#### PROBLEM REQUIREMENTS
Where does the word "updated" appear in the entries below? Copy each line that holds it.
[DATA EXTRACTS — start]
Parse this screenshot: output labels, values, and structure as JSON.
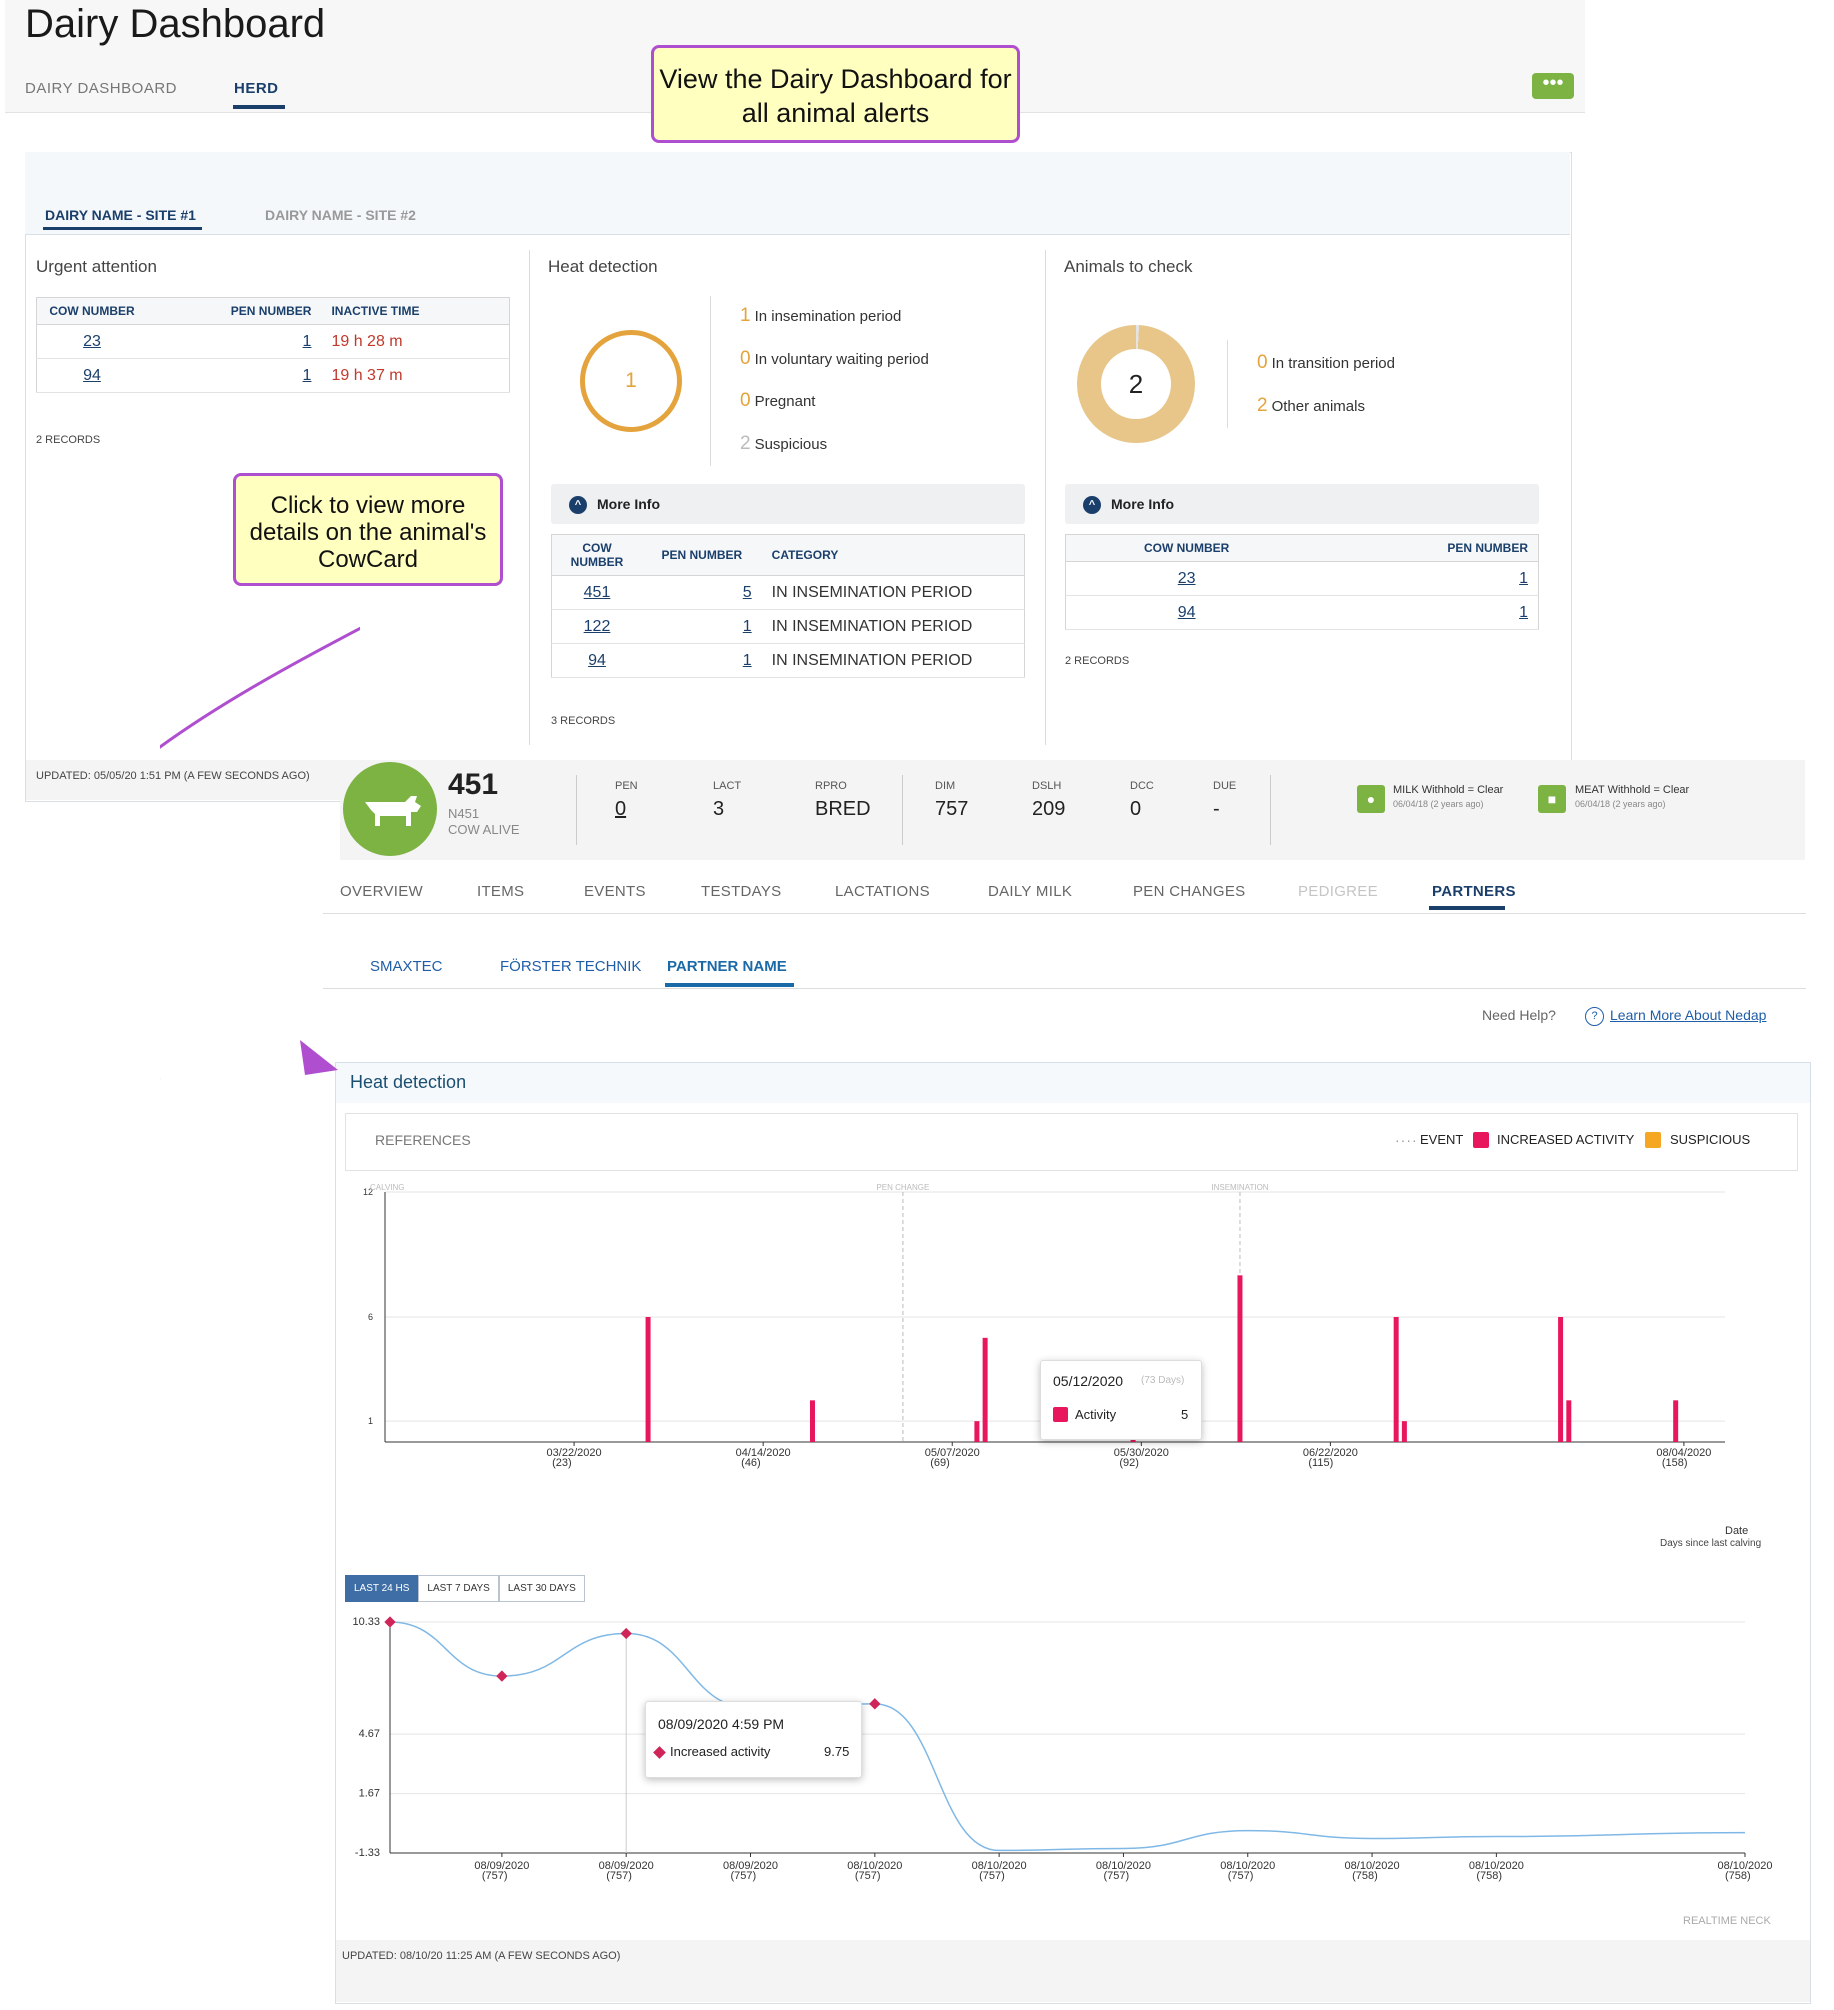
{
  "header": {
    "title": "Dairy Dashboard",
    "tabs": [
      "DAIRY DASHBOARD",
      "HERD"
    ],
    "more_label": "•••"
  },
  "callouts": {
    "dashboard": "View the Dairy Dashboard for all animal alerts",
    "cowcard": "Click to view more details on the animal's CowCard"
  },
  "sites": [
    "DAIRY NAME - SITE #1",
    "DAIRY NAME - SITE #2"
  ],
  "urgent": {
    "title": "Urgent attention",
    "columns": [
      "COW NUMBER",
      "PEN NUMBER",
      "INACTIVE TIME"
    ],
    "rows": [
      {
        "cow": "23",
        "pen": "1",
        "time": "19 h 28 m"
      },
      {
        "cow": "94",
        "pen": "1",
        "time": "19 h 37 m"
      }
    ],
    "records": "2 RECORDS",
    "updated": "UPDATED: 05/05/20 1:51 PM (A FEW SECONDS AGO)"
  },
  "heat": {
    "title": "Heat detection",
    "ring_value": "1",
    "legend": [
      {
        "num": "1",
        "label": "In insemination period"
      },
      {
        "num": "0",
        "label": "In voluntary waiting period"
      },
      {
        "num": "0",
        "label": "Pregnant"
      },
      {
        "num": "2",
        "label": "Suspicious"
      }
    ],
    "more_info": "More Info",
    "columns": [
      "COW NUMBER",
      "PEN NUMBER",
      "CATEGORY"
    ],
    "rows": [
      {
        "cow": "451",
        "pen": "5",
        "category": "IN INSEMINATION PERIOD"
      },
      {
        "cow": "122",
        "pen": "1",
        "category": "IN INSEMINATION PERIOD"
      },
      {
        "cow": "94",
        "pen": "1",
        "category": "IN INSEMINATION PERIOD"
      }
    ],
    "records": "3 RECORDS"
  },
  "check": {
    "title": "Animals to check",
    "ring_value": "2",
    "legend": [
      {
        "num": "0",
        "label": "In transition period"
      },
      {
        "num": "2",
        "label": "Other animals"
      }
    ],
    "more_info": "More Info",
    "columns": [
      "COW NUMBER",
      "PEN NUMBER"
    ],
    "rows": [
      {
        "cow": "23",
        "pen": "1"
      },
      {
        "cow": "94",
        "pen": "1"
      }
    ],
    "records": "2 RECORDS"
  },
  "cowcard": {
    "number": "451",
    "sub1": "N451",
    "sub2": "COW ALIVE",
    "stats": [
      {
        "label": "PEN",
        "value": "0"
      },
      {
        "label": "LACT",
        "value": "3"
      },
      {
        "label": "RPRO",
        "value": "BRED"
      },
      {
        "label": "DIM",
        "value": "757"
      },
      {
        "label": "DSLH",
        "value": "209"
      },
      {
        "label": "DCC",
        "value": "0"
      },
      {
        "label": "DUE",
        "value": "-"
      }
    ],
    "milk": {
      "label": "MILK Withhold = Clear",
      "sub": "06/04/18 (2 years ago)"
    },
    "meat": {
      "label": "MEAT Withhold = Clear",
      "sub": "06/04/18 (2 years ago)"
    },
    "nav": [
      "OVERVIEW",
      "ITEMS",
      "EVENTS",
      "TESTDAYS",
      "LACTATIONS",
      "DAILY MILK",
      "PEN CHANGES",
      "PEDIGREE",
      "PARTNERS"
    ],
    "partners": [
      "SMAXTEC",
      "FÖRSTER TECHNIK",
      "PARTNER NAME"
    ],
    "help": "Need Help?",
    "learn": "Learn More About Nedap"
  },
  "graph": {
    "title": "Heat detection",
    "references": "REFERENCES",
    "legend": [
      "EVENT",
      "INCREASED ACTIVITY",
      "SUSPICIOUS"
    ],
    "colors": {
      "activity": "#e8175d",
      "suspicious": "#f5a623",
      "line": "#7fb8e6"
    },
    "tooltip1": {
      "date": "05/12/2020",
      "days": "(73 Days)",
      "label": "Activity",
      "value": "5"
    },
    "axis_title": "Date",
    "axis_subtitle": "Days since last calving",
    "ranges": [
      "LAST 24 HS",
      "LAST 7 DAYS",
      "LAST 30 DAYS"
    ],
    "tooltip2": {
      "date": "08/09/2020 4:59 PM",
      "label": "Increased activity",
      "value": "9.75"
    },
    "footer_right": "REALTIME NECK",
    "updated": "UPDATED: 08/10/20 11:25 AM (A FEW SECONDS AGO)"
  },
  "chart_data": [
    {
      "type": "bar",
      "title": "Heat detection",
      "ylim": [
        0,
        12
      ],
      "yticks": [
        "12",
        "6",
        "1"
      ],
      "xlim": [
        0,
        163
      ],
      "xticks": [
        {
          "date": "03/22/2020",
          "days": "(23)",
          "d": 23
        },
        {
          "date": "04/14/2020",
          "days": "(46)",
          "d": 46
        },
        {
          "date": "05/07/2020",
          "days": "(69)",
          "d": 69
        },
        {
          "date": "05/30/2020",
          "days": "(92)",
          "d": 92
        },
        {
          "date": "06/22/2020",
          "days": "(115)",
          "d": 115
        },
        {
          "date": "08/04/2020",
          "days": "(158)",
          "d": 158
        }
      ],
      "references": [
        {
          "label": "CALVING",
          "d": 0
        },
        {
          "label": "PEN CHANGE",
          "d": 63
        },
        {
          "label": "INSEMINATION",
          "d": 104
        }
      ],
      "bars": [
        {
          "d": 32,
          "v": 6
        },
        {
          "d": 52,
          "v": 2
        },
        {
          "d": 72,
          "v": 1
        },
        {
          "d": 73,
          "v": 5
        },
        {
          "d": 91,
          "v": 1
        },
        {
          "d": 104,
          "v": 8
        },
        {
          "d": 123,
          "v": 6
        },
        {
          "d": 124,
          "v": 1
        },
        {
          "d": 143,
          "v": 6
        },
        {
          "d": 144,
          "v": 2
        },
        {
          "d": 157,
          "v": 2
        }
      ]
    },
    {
      "type": "line",
      "series_name": "Increased activity",
      "yticks": [
        "10.33",
        "4.67",
        "1.67",
        "-1.33"
      ],
      "ylim": [
        -1.33,
        10.33
      ],
      "xticks": [
        {
          "date": "08/09/2020",
          "days": "(757)"
        },
        {
          "date": "08/09/2020",
          "days": "(757)"
        },
        {
          "date": "08/09/2020",
          "days": "(757)"
        },
        {
          "date": "08/10/2020",
          "days": "(757)"
        },
        {
          "date": "08/10/2020",
          "days": "(757)"
        },
        {
          "date": "08/10/2020",
          "days": "(757)"
        },
        {
          "date": "08/10/2020",
          "days": "(757)"
        },
        {
          "date": "08/10/2020",
          "days": "(758)"
        },
        {
          "date": "08/10/2020",
          "days": "(758)"
        },
        {
          "date": "08/10/2020",
          "days": "(758)"
        }
      ],
      "x": [
        0,
        0.9,
        1.9,
        2.9,
        3.9,
        4.9,
        5.9,
        6.9,
        7.9,
        8.9,
        10.9
      ],
      "values": [
        10.33,
        7.6,
        9.75,
        6.0,
        6.2,
        -1.2,
        -1.1,
        -0.2,
        -0.6,
        -0.5,
        -0.3
      ],
      "marked": [
        true,
        true,
        true,
        true,
        true,
        false,
        false,
        false,
        false,
        false,
        false
      ]
    }
  ]
}
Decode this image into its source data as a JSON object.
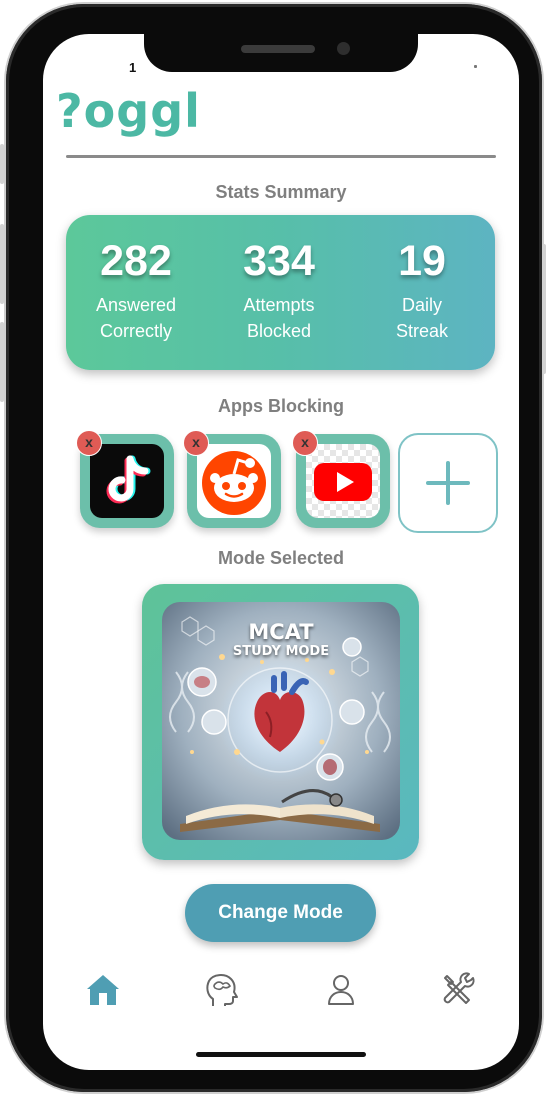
{
  "status_bar": {
    "left_text": "1"
  },
  "app": {
    "logo_text": "?oggl"
  },
  "stats": {
    "section_title": "Stats Summary",
    "items": [
      {
        "value": "282",
        "label_line1": "Answered",
        "label_line2": "Correctly"
      },
      {
        "value": "334",
        "label_line1": "Attempts",
        "label_line2": "Blocked"
      },
      {
        "value": "19",
        "label_line1": "Daily",
        "label_line2": "Streak"
      }
    ]
  },
  "apps_blocking": {
    "section_title": "Apps Blocking",
    "apps": [
      {
        "name": "TikTok",
        "icon": "tiktok-icon",
        "remove_glyph": "x"
      },
      {
        "name": "Reddit",
        "icon": "reddit-icon",
        "remove_glyph": "x"
      },
      {
        "name": "YouTube",
        "icon": "youtube-icon",
        "remove_glyph": "x"
      }
    ],
    "add_icon": "plus-icon"
  },
  "mode": {
    "section_title": "Mode Selected",
    "art_title_line1": "MCAT",
    "art_title_line2": "STUDY MODE",
    "change_button": "Change Mode"
  },
  "bottom_nav": [
    {
      "icon": "home-icon",
      "active": true
    },
    {
      "icon": "brain-head-icon",
      "active": false
    },
    {
      "icon": "profile-icon",
      "active": false
    },
    {
      "icon": "tools-icon",
      "active": false
    }
  ],
  "colors": {
    "brand": "#4cb8a4",
    "active_nav": "#4f9eb3",
    "inactive_nav": "#666666",
    "button": "#4f9eb3"
  }
}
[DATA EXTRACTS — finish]
#### RESPONSE TO THIS EXERCISE
    "updated": "UPDATED: 05/05/20 1:51 PM (A FEW SECONDS AGO)"
    "updated": "UPDATED: 08/10/20 11:25 AM (A FEW SECONDS AGO)"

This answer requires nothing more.